If one of our quartet doesn't die, but is merely very sick, the difference is even more appalling. Say my sister or her mate get cat scratch fever and need expensive nursing home care. The healthy spouse will still have a place to live since my sister's ailing husband could qualify for Medicaid without having to sell his home. That's because the government recognizes that his legally wed wife and all her cats would still need a roof over their fuzzy heads.
If Bonnie or I had to go to a nursing home, the healthy spouse would have to sell the house in order for Medicaid to kick in. Great. One of us and a pair of Schnauzers will be living in a camper in a Wal-Mart parking lot. The government would probably make better provisions for a surviving Schnauzer than a remaining gay partner.
Even as we worry about future tragedies, we see daily inequities. My sister's husband and I each have a job with health insurance benefits. And my sister is covered under hubby's health plan.
My employer wanted to facilitate domestic partner coverageand I was willing to pay for my mate's insurance, but the insurance company nixed the idea. And even if they had agreed, I would have had to pay federal income tax on Bonnie's premium amount as if it were salary. If my sister's husband had been treated this way he'd have developed distemper.
So since we can't get insurance for Bonnie, even IF we are willing to pay the extra tax, she has to rely on the Veteran's Administration for her health care. Frankly, it's a darn good thing this particular gay was in the military.

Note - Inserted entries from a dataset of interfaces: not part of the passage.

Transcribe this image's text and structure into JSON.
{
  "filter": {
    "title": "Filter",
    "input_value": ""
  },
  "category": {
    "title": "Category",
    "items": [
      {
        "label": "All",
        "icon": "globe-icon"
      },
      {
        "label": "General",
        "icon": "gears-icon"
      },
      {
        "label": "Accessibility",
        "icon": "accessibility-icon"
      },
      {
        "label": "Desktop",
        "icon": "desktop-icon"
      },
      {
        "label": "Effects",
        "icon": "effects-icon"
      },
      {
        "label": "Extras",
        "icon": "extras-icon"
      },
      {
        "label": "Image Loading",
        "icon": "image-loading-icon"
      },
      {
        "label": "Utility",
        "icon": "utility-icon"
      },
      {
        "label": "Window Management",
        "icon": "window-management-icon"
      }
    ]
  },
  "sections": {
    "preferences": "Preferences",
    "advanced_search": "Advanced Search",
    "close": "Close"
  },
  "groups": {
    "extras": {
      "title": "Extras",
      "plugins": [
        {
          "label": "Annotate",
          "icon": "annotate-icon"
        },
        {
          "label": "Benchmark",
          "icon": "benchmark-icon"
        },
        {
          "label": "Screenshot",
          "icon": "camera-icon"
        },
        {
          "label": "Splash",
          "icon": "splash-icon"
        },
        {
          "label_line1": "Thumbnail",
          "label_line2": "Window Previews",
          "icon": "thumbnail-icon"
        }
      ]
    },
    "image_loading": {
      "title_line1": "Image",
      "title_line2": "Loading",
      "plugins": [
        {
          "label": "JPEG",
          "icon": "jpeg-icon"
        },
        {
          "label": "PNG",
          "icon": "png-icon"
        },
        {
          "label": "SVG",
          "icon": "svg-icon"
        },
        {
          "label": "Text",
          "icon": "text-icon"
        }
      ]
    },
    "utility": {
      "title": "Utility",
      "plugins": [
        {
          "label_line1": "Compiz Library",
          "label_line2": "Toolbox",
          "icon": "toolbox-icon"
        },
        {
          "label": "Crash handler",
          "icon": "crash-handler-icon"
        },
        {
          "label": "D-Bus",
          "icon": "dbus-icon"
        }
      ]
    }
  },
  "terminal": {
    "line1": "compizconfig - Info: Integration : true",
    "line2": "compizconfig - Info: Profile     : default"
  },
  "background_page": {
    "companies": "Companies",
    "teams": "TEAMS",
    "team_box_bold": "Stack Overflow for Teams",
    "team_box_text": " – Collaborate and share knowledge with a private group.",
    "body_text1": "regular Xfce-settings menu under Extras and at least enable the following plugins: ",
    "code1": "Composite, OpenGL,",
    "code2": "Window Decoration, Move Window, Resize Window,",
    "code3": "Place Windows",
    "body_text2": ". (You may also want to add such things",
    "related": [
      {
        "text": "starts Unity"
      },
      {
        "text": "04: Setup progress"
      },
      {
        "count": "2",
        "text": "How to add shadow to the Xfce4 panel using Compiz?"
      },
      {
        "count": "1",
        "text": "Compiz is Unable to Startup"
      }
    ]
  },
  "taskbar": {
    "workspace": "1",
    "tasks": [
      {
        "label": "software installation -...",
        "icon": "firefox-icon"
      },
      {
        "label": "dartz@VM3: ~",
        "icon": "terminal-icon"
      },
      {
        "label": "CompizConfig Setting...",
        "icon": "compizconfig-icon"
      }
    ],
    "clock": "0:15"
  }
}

And speaking of the armed services, my sister's husband got a student deferment during the Vietnam era and never served, so he didn't have access to the VA home loan benefit. If he had, he could have financed their home through a lower cost VA loan.
Well, Bonnie did serve during that conflict (albeit stateside) and applied for a VA loan for our first house. The real estate agent snidely told her she could only borrow money on half the cost of the mortgage because technically she was only buying half the house. Useless benefit.
It's enough to make you sick, but it had better not. When my sister was hospitalized with an intestinal ailment (hairballs?), there was no question that her husband could have round the clock access to her hospital room.
When Bonnie was laid up for seven weeks several years ago, I had to come out of the closet to roughly a platoon of people before I was granted family status, and though I sat at Bonnie's bedside every day for what seemed like a millennium, I still got the fish eye at every shift change.
The really frightening fact remained that while I pitched in day and night as an unpaid member of her health care team, any one of the hospital staff could have tossed me out on my butt, legally unable to visit, much less help. Just thinking about it gives me kennel cough.
So you have four people here. Two couples. And a lotta house pets. Both couples have sworn to the for-better-for-worse thing, and in the ensuing years have actually seen better and worse and better again.
Gwen and Rick were able to have a wedding in their own country, with all of their friends and family in attendance. Bonnie and I had to sneak across the border to Canada and leave our friends and family to join us via digital cameras.
To his credit and my enduring thanks, my Dad paid for both weddings.
So there is it. Two long term relationships. Two couples tossing the occasional flea bomb. Two happy households. Except for our choice in companion animals, we're pretty much the same.
And each couple forks over the requisite taxes. But according to the Human Rights Campaign, Gwen and Rick have over a thousand important, life-altering, financially and emotionally important rights that we do not have.
Special rights my ass.
Cat people, dog people, gay people, straight people. It's all the same. But it's not.
America may be the land of the free, but you have to pay Uncle Sam through the nose for your benefits. If you are straight, you get what you pay for. If you're gay, you don't.
I'm so mad I'm foaming at the mouth and may need Rabies shots....
Fay Jacobs is the author of As I Lay Fryinga Rehoboth Beach Memoir and can be reached at www.fayjacobs.com.
LETTERS From CAMP Rehoboth, Vol. 15, No. 6 June 3, 2005